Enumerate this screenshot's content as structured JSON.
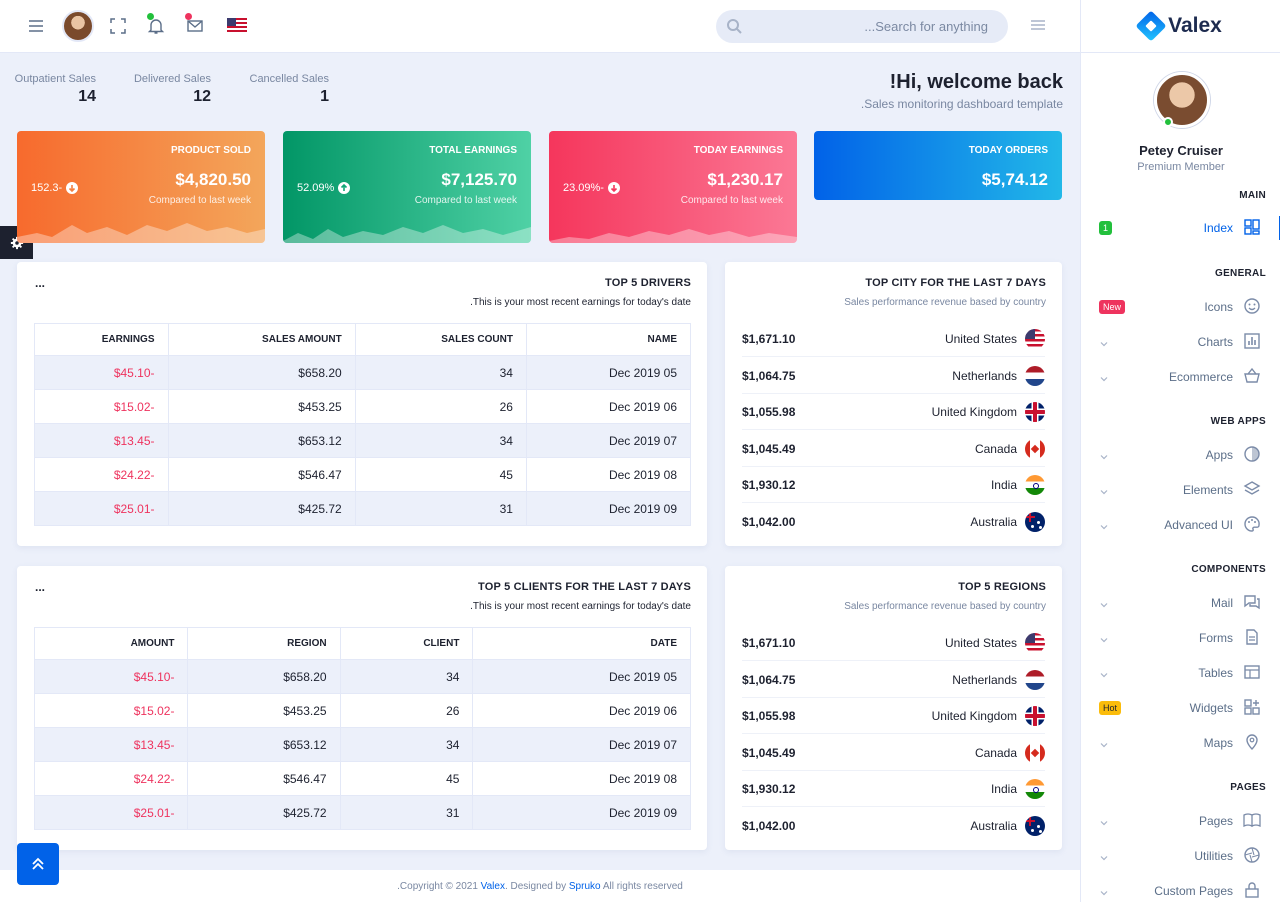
{
  "header": {
    "search_placeholder": "...Search for anything",
    "icons": [
      "menu-icon",
      "avatar",
      "fullscreen-icon",
      "bell-icon",
      "mail-icon",
      "us-flag",
      "search-icon",
      "right-menu-icon"
    ],
    "notification_dot_color": "#22c03c",
    "mail_dot_color": "#ee335e"
  },
  "stats": [
    {
      "label": "Outpatient Sales",
      "value": "14"
    },
    {
      "label": "Delivered Sales",
      "value": "12"
    },
    {
      "label": "Cancelled Sales",
      "value": "1"
    }
  ],
  "welcome": {
    "title": "!Hi, welcome back",
    "subtitle": ".Sales monitoring dashboard template"
  },
  "kpis": [
    {
      "title": "PRODUCT SOLD",
      "value": "$4,820.50",
      "compare": "Compared to last week",
      "percent": "152.3-",
      "direction": "down",
      "gradient": [
        "#f76a2d",
        "#f3a65b"
      ]
    },
    {
      "title": "TOTAL EARNINGS",
      "value": "$7,125.70",
      "compare": "Compared to last week",
      "percent": "52.09%",
      "direction": "up",
      "gradient": [
        "#029666",
        "#4fd1a5"
      ]
    },
    {
      "title": "TODAY EARNINGS",
      "value": "$1,230.17",
      "compare": "Compared to last week",
      "percent": "23.09%-",
      "direction": "down",
      "gradient": [
        "#f5365c",
        "#fb7895"
      ]
    },
    {
      "title": "TODAY ORDERS",
      "value": "$5,74.12",
      "gradient": [
        "#0162e8",
        "#22b8e8"
      ]
    }
  ],
  "drivers": {
    "more": "...",
    "title": "TOP 5 DRIVERS",
    "subtitle": ".This is your most recent earnings for today's date",
    "columns": [
      "EARNINGS",
      "SALES AMOUNT",
      "SALES COUNT",
      "NAME"
    ],
    "rows": [
      [
        "$45.10-",
        "$658.20",
        "34",
        "Dec 2019 05"
      ],
      [
        "$15.02-",
        "$453.25",
        "26",
        "Dec 2019 06"
      ],
      [
        "$13.45-",
        "$653.12",
        "34",
        "Dec 2019 07"
      ],
      [
        "$24.22-",
        "$546.47",
        "45",
        "Dec 2019 08"
      ],
      [
        "$25.01-",
        "$425.72",
        "31",
        "Dec 2019 09"
      ]
    ]
  },
  "clients": {
    "more": "...",
    "title": "TOP 5 CLIENTS FOR THE LAST 7 DAYS",
    "subtitle": ".This is your most recent earnings for today's date",
    "columns": [
      "AMOUNT",
      "REGION",
      "CLIENT",
      "DATE"
    ],
    "rows": [
      [
        "$45.10-",
        "$658.20",
        "34",
        "Dec 2019 05"
      ],
      [
        "$15.02-",
        "$453.25",
        "26",
        "Dec 2019 06"
      ],
      [
        "$13.45-",
        "$653.12",
        "34",
        "Dec 2019 07"
      ],
      [
        "$24.22-",
        "$546.47",
        "45",
        "Dec 2019 08"
      ],
      [
        "$25.01-",
        "$425.72",
        "31",
        "Dec 2019 09"
      ]
    ]
  },
  "cities": {
    "title": "TOP CITY FOR THE LAST 7 DAYS",
    "subtitle": "Sales performance revenue based by country",
    "rows": [
      {
        "value": "$1,671.10",
        "country": "United States",
        "flag": "us"
      },
      {
        "value": "$1,064.75",
        "country": "Netherlands",
        "flag": "nl"
      },
      {
        "value": "$1,055.98",
        "country": "United Kingdom",
        "flag": "uk"
      },
      {
        "value": "$1,045.49",
        "country": "Canada",
        "flag": "ca"
      },
      {
        "value": "$1,930.12",
        "country": "India",
        "flag": "in"
      },
      {
        "value": "$1,042.00",
        "country": "Australia",
        "flag": "au"
      }
    ]
  },
  "regions": {
    "title": "TOP 5 REGIONS",
    "subtitle": "Sales performance revenue based by country",
    "rows": [
      {
        "value": "$1,671.10",
        "country": "United States",
        "flag": "us"
      },
      {
        "value": "$1,064.75",
        "country": "Netherlands",
        "flag": "nl"
      },
      {
        "value": "$1,055.98",
        "country": "United Kingdom",
        "flag": "uk"
      },
      {
        "value": "$1,045.49",
        "country": "Canada",
        "flag": "ca"
      },
      {
        "value": "$1,930.12",
        "country": "India",
        "flag": "in"
      },
      {
        "value": "$1,042.00",
        "country": "Australia",
        "flag": "au"
      }
    ]
  },
  "sidebar": {
    "brand": "Valex",
    "user_name": "Petey Cruiser",
    "user_role": "Premium Member",
    "sections": [
      {
        "title": "MAIN",
        "items": [
          {
            "label": "Index",
            "icon": "dashboard-icon",
            "badge": "1",
            "badge_color": "#22c03c",
            "active": true
          }
        ]
      },
      {
        "title": "GENERAL",
        "items": [
          {
            "label": "Icons",
            "icon": "smile-icon",
            "badge": "New",
            "badge_color": "#ee335e"
          },
          {
            "label": "Charts",
            "icon": "chart-icon"
          },
          {
            "label": "Ecommerce",
            "icon": "basket-icon"
          }
        ]
      },
      {
        "title": "WEB APPS",
        "items": [
          {
            "label": "Apps",
            "icon": "pie-icon"
          },
          {
            "label": "Elements",
            "icon": "layers-icon"
          },
          {
            "label": "Advanced UI",
            "icon": "palette-icon"
          }
        ]
      },
      {
        "title": "COMPONENTS",
        "items": [
          {
            "label": "Mail",
            "icon": "chat-icon"
          },
          {
            "label": "Forms",
            "icon": "document-icon"
          },
          {
            "label": "Tables",
            "icon": "table-icon"
          },
          {
            "label": "Widgets",
            "icon": "widgets-icon",
            "badge": "Hot",
            "badge_color": "#fbbc0b"
          },
          {
            "label": "Maps",
            "icon": "map-pin-icon"
          }
        ]
      },
      {
        "title": "PAGES",
        "items": [
          {
            "label": "Pages",
            "icon": "book-icon"
          },
          {
            "label": "Utilities",
            "icon": "aperture-icon"
          },
          {
            "label": "Custom Pages",
            "icon": "lock-icon"
          }
        ]
      }
    ]
  },
  "footer": {
    "prefix": ".Copyright © 2021",
    "brand": "Valex",
    "middle": ". Designed by",
    "designer": "Spruko",
    "suffix": "All rights reserved"
  }
}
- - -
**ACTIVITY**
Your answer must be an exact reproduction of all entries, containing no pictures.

**RESPONSE AREA**
Enumerate this screenshot's content as structured JSON.
{
  "header": {
    "search_placeholder": "...Search for anything",
    "icons": [
      "menu-icon",
      "avatar",
      "fullscreen-icon",
      "bell-icon",
      "mail-icon",
      "us-flag",
      "search-icon",
      "right-menu-icon"
    ],
    "notification_dot_color": "#22c03c",
    "mail_dot_color": "#ee335e"
  },
  "stats": [
    {
      "label": "Outpatient Sales",
      "value": "14"
    },
    {
      "label": "Delivered Sales",
      "value": "12"
    },
    {
      "label": "Cancelled Sales",
      "value": "1"
    }
  ],
  "welcome": {
    "title": "!Hi, welcome back",
    "subtitle": ".Sales monitoring dashboard template"
  },
  "kpis": [
    {
      "title": "PRODUCT SOLD",
      "value": "$4,820.50",
      "compare": "Compared to last week",
      "percent": "152.3-",
      "direction": "down",
      "gradient": [
        "#f76a2d",
        "#f3a65b"
      ]
    },
    {
      "title": "TOTAL EARNINGS",
      "value": "$7,125.70",
      "compare": "Compared to last week",
      "percent": "52.09%",
      "direction": "up",
      "gradient": [
        "#029666",
        "#4fd1a5"
      ]
    },
    {
      "title": "TODAY EARNINGS",
      "value": "$1,230.17",
      "compare": "Compared to last week",
      "percent": "23.09%-",
      "direction": "down",
      "gradient": [
        "#f5365c",
        "#fb7895"
      ]
    },
    {
      "title": "TODAY ORDERS",
      "value": "$5,74.12",
      "gradient": [
        "#0162e8",
        "#22b8e8"
      ]
    }
  ],
  "drivers": {
    "more": "...",
    "title": "TOP 5 DRIVERS",
    "subtitle": ".This is your most recent earnings for today's date",
    "columns": [
      "EARNINGS",
      "SALES AMOUNT",
      "SALES COUNT",
      "NAME"
    ],
    "rows": [
      [
        "$45.10-",
        "$658.20",
        "34",
        "Dec 2019 05"
      ],
      [
        "$15.02-",
        "$453.25",
        "26",
        "Dec 2019 06"
      ],
      [
        "$13.45-",
        "$653.12",
        "34",
        "Dec 2019 07"
      ],
      [
        "$24.22-",
        "$546.47",
        "45",
        "Dec 2019 08"
      ],
      [
        "$25.01-",
        "$425.72",
        "31",
        "Dec 2019 09"
      ]
    ]
  },
  "clients": {
    "more": "...",
    "title": "TOP 5 CLIENTS FOR THE LAST 7 DAYS",
    "subtitle": ".This is your most recent earnings for today's date",
    "columns": [
      "AMOUNT",
      "REGION",
      "CLIENT",
      "DATE"
    ],
    "rows": [
      [
        "$45.10-",
        "$658.20",
        "34",
        "Dec 2019 05"
      ],
      [
        "$15.02-",
        "$453.25",
        "26",
        "Dec 2019 06"
      ],
      [
        "$13.45-",
        "$653.12",
        "34",
        "Dec 2019 07"
      ],
      [
        "$24.22-",
        "$546.47",
        "45",
        "Dec 2019 08"
      ],
      [
        "$25.01-",
        "$425.72",
        "31",
        "Dec 2019 09"
      ]
    ]
  },
  "cities": {
    "title": "TOP CITY FOR THE LAST 7 DAYS",
    "subtitle": "Sales performance revenue based by country",
    "rows": [
      {
        "value": "$1,671.10",
        "country": "United States",
        "flag": "us"
      },
      {
        "value": "$1,064.75",
        "country": "Netherlands",
        "flag": "nl"
      },
      {
        "value": "$1,055.98",
        "country": "United Kingdom",
        "flag": "uk"
      },
      {
        "value": "$1,045.49",
        "country": "Canada",
        "flag": "ca"
      },
      {
        "value": "$1,930.12",
        "country": "India",
        "flag": "in"
      },
      {
        "value": "$1,042.00",
        "country": "Australia",
        "flag": "au"
      }
    ]
  },
  "regions": {
    "title": "TOP 5 REGIONS",
    "subtitle": "Sales performance revenue based by country",
    "rows": [
      {
        "value": "$1,671.10",
        "country": "United States",
        "flag": "us"
      },
      {
        "value": "$1,064.75",
        "country": "Netherlands",
        "flag": "nl"
      },
      {
        "value": "$1,055.98",
        "country": "United Kingdom",
        "flag": "uk"
      },
      {
        "value": "$1,045.49",
        "country": "Canada",
        "flag": "ca"
      },
      {
        "value": "$1,930.12",
        "country": "India",
        "flag": "in"
      },
      {
        "value": "$1,042.00",
        "country": "Australia",
        "flag": "au"
      }
    ]
  },
  "sidebar": {
    "brand": "Valex",
    "user_name": "Petey Cruiser",
    "user_role": "Premium Member",
    "sections": [
      {
        "title": "MAIN",
        "items": [
          {
            "label": "Index",
            "icon": "dashboard-icon",
            "badge": "1",
            "badge_color": "#22c03c",
            "active": true
          }
        ]
      },
      {
        "title": "GENERAL",
        "items": [
          {
            "label": "Icons",
            "icon": "smile-icon",
            "badge": "New",
            "badge_color": "#ee335e"
          },
          {
            "label": "Charts",
            "icon": "chart-icon"
          },
          {
            "label": "Ecommerce",
            "icon": "basket-icon"
          }
        ]
      },
      {
        "title": "WEB APPS",
        "items": [
          {
            "label": "Apps",
            "icon": "pie-icon"
          },
          {
            "label": "Elements",
            "icon": "layers-icon"
          },
          {
            "label": "Advanced UI",
            "icon": "palette-icon"
          }
        ]
      },
      {
        "title": "COMPONENTS",
        "items": [
          {
            "label": "Mail",
            "icon": "chat-icon"
          },
          {
            "label": "Forms",
            "icon": "document-icon"
          },
          {
            "label": "Tables",
            "icon": "table-icon"
          },
          {
            "label": "Widgets",
            "icon": "widgets-icon",
            "badge": "Hot",
            "badge_color": "#fbbc0b"
          },
          {
            "label": "Maps",
            "icon": "map-pin-icon"
          }
        ]
      },
      {
        "title": "PAGES",
        "items": [
          {
            "label": "Pages",
            "icon": "book-icon"
          },
          {
            "label": "Utilities",
            "icon": "aperture-icon"
          },
          {
            "label": "Custom Pages",
            "icon": "lock-icon"
          }
        ]
      }
    ]
  },
  "footer": {
    "prefix": ".Copyright © 2021",
    "brand": "Valex",
    "middle": ". Designed by",
    "designer": "Spruko",
    "suffix": "All rights reserved"
  }
}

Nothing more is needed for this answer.